Items listed in a dataset:
※ ※ ※

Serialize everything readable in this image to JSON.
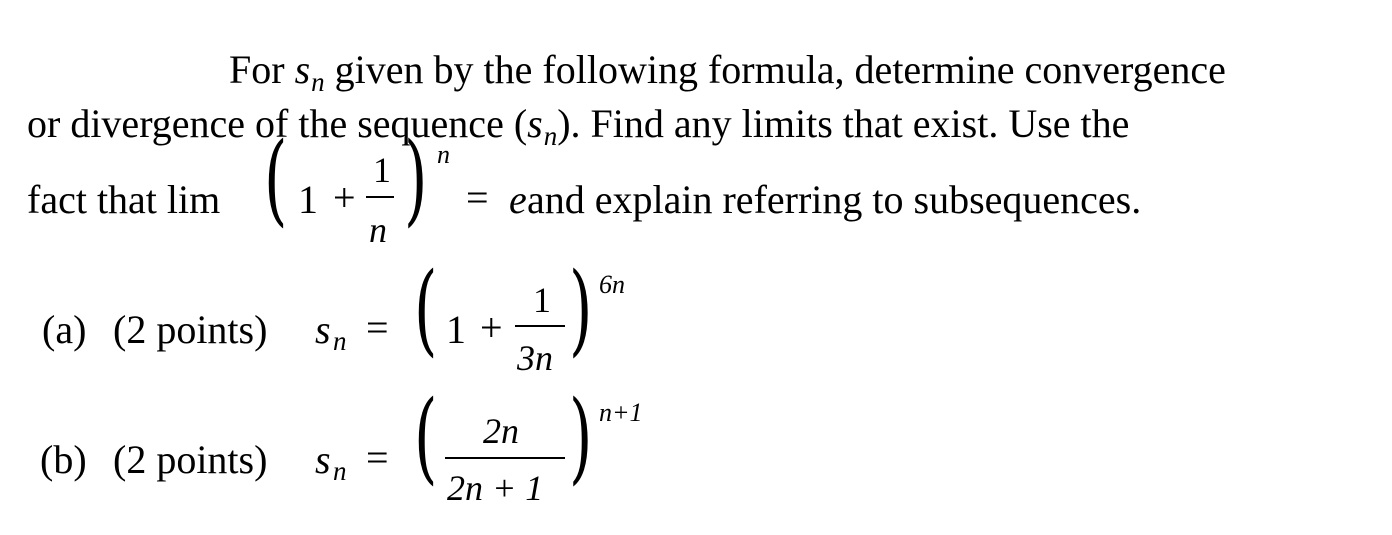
{
  "problem": {
    "intro_line1_pre": "For ",
    "s_var": "s",
    "n_sub": "n",
    "intro_line1_post": " given by the following formula, determine convergence",
    "intro_line2_pre": "or divergence of the sequence (",
    "intro_line2_post": ").  Find any limits that exist.  Use the",
    "intro_line3_pre": "fact that lim",
    "hint_one": "1",
    "hint_plus": "+",
    "hint_num": "1",
    "hint_den": "n",
    "hint_exp": "n",
    "hint_eq": "=",
    "hint_e": "e",
    "intro_line3_post": " and explain referring to subsequences."
  },
  "parts": [
    {
      "label": "(a)",
      "points": "(2 points)",
      "lhs_var": "s",
      "lhs_sub": "n",
      "eq": "=",
      "one": "1",
      "plus": "+",
      "num": "1",
      "den": "3n",
      "exp": "6n"
    },
    {
      "label": "(b)",
      "points": "(2 points)",
      "lhs_var": "s",
      "lhs_sub": "n",
      "eq": "=",
      "num": "2n",
      "den": "2n + 1",
      "exp": "n+1"
    }
  ]
}
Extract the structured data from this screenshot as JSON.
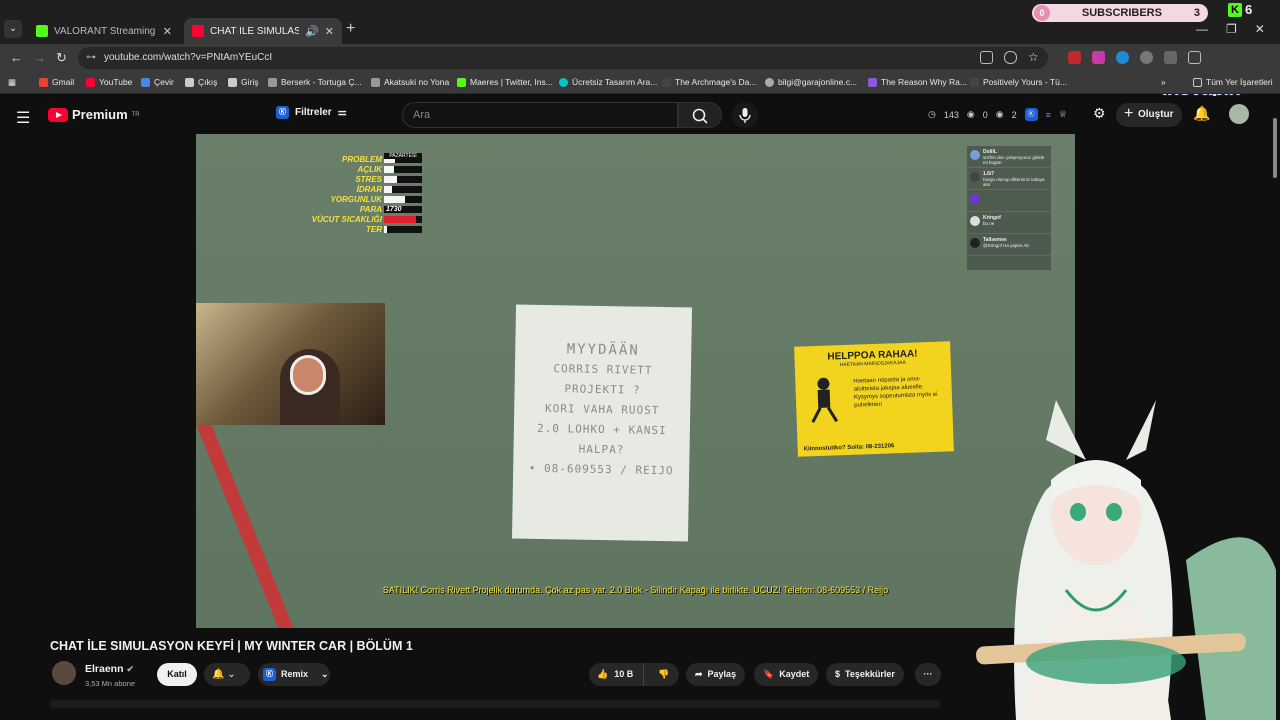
{
  "browser": {
    "tabs": [
      {
        "title": "VALORANT Streaming - Live St",
        "favicon_color": "#53fc18"
      },
      {
        "title": "CHAT İLE SIMULASYON KEYF",
        "favicon_color": "#ff0033"
      }
    ],
    "new_tab": "+",
    "url": "youtube.com/watch?v=PNtAmYEuCcI",
    "subscriber_widget": {
      "left_count": "0",
      "label": "SUBSCRIBERS",
      "right_count": "3"
    },
    "kick_count": "6",
    "extension_brand": "inovapin",
    "bookmarks": [
      {
        "label": "Gmail",
        "color": "#ea4335"
      },
      {
        "label": "YouTube",
        "color": "#ff0033"
      },
      {
        "label": "Çevir",
        "color": "#4a86e8"
      },
      {
        "label": "Çıkış",
        "color": "#cccccc"
      },
      {
        "label": "Giriş",
        "color": "#cccccc"
      },
      {
        "label": "Berserk - Tortuga Ç...",
        "color": "#999999"
      },
      {
        "label": "Akatsuki no Yona",
        "color": "#999999"
      },
      {
        "label": "Maeres | Twitter, Ins...",
        "color": "#53fc18"
      },
      {
        "label": "Ücretsiz Tasarım Ara...",
        "color": "#00c4cc"
      },
      {
        "label": "The Archmage's Da...",
        "color": "#444444"
      },
      {
        "label": "bilgi@garajonline.c...",
        "color": "#aaaaaa"
      },
      {
        "label": "The Reason Why Ra...",
        "color": "#8a5ad8"
      },
      {
        "label": "Positively Yours - Tü...",
        "color": "#444444"
      }
    ],
    "all_bookmarks": "Tüm Yer İşaretleri"
  },
  "youtube": {
    "logo_text": "Premium",
    "logo_region": "TR",
    "filters_label": "Filtreler",
    "search_placeholder": "Ara",
    "stats": {
      "views": "143",
      "a": "0",
      "b": "2"
    },
    "create_label": "Oluştur"
  },
  "video": {
    "hud": {
      "day": "PAZARTESİ",
      "rows": [
        {
          "label": "PROBLEM",
          "level": 0.3
        },
        {
          "label": "AÇLIK",
          "level": 0.25
        },
        {
          "label": "STRES",
          "level": 0.35
        },
        {
          "label": "İDRAR",
          "level": 0.2
        },
        {
          "label": "YORGUNLUK",
          "level": 0.55
        },
        {
          "label": "PARA",
          "value": "1730"
        },
        {
          "label": "VÜCUT SICAKLIĞI",
          "level": 0.85,
          "color": "#e0202a"
        },
        {
          "label": "TER",
          "level": 0.08
        }
      ]
    },
    "note_lines": [
      "MYYDÄÄN",
      "CORRIS RIVETT",
      "PROJEKTI ?",
      "KORI VAHA RUOST",
      "2.0 LOHKO + KANSI",
      "HALPA?",
      "• 08-609553 / REIJO"
    ],
    "ad": {
      "title": "HELPPOA RAHAA!",
      "subtitle": "HAETAAN MAINOSJAKAJAA",
      "body": "Haetaan reipasta ja oma-aloitteista jakajaa alueelle. Kysymys sopeutumista myös ei puhelimen",
      "phone": "Kiinnostuitko? Soita: 08-231206"
    },
    "subtitle": "SATILIK! Corris Rivett Projelik durumda. Çok az pas var. 2.0 Blok - Silindir Kapağı ile birlikte. UCUZ! Telefon: 08-609553 / Reijo",
    "chat": [
      {
        "user": "DoliiL",
        "msg": "sel'hm don çalışmıyoruz girilde mi bugün",
        "color": "#7a9cd8"
      },
      {
        "user": "1.6i7",
        "msg": "Kargo olunup dikerniniz kafaya alor",
        "color": "#444"
      },
      {
        "user": "",
        "msg": "",
        "color": "#6a3ad8"
      },
      {
        "user": "Kringof",
        "msg": "bu ne",
        "color": "#ddd"
      },
      {
        "user": "Tallsemee",
        "msg": "@Kringof Ha yaptın Ab",
        "color": "#222"
      }
    ]
  },
  "meta": {
    "title": "CHAT İLE SIMULASYON KEYFİ | MY WINTER CAR | BÖLÜM 1",
    "channel": "Elraenn",
    "subscribers": "3,53 Mn abone",
    "join_label": "Katıl",
    "remix_label": "Remix",
    "likes": "10 B",
    "share_label": "Paylaş",
    "save_label": "Kaydet",
    "thanks_label": "Teşekkürler",
    "more_label": "···"
  }
}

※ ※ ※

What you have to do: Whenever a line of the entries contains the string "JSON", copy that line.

Result below:
Serialize everything readable in this image to JSON.
Extract the structured data from this screenshot as JSON.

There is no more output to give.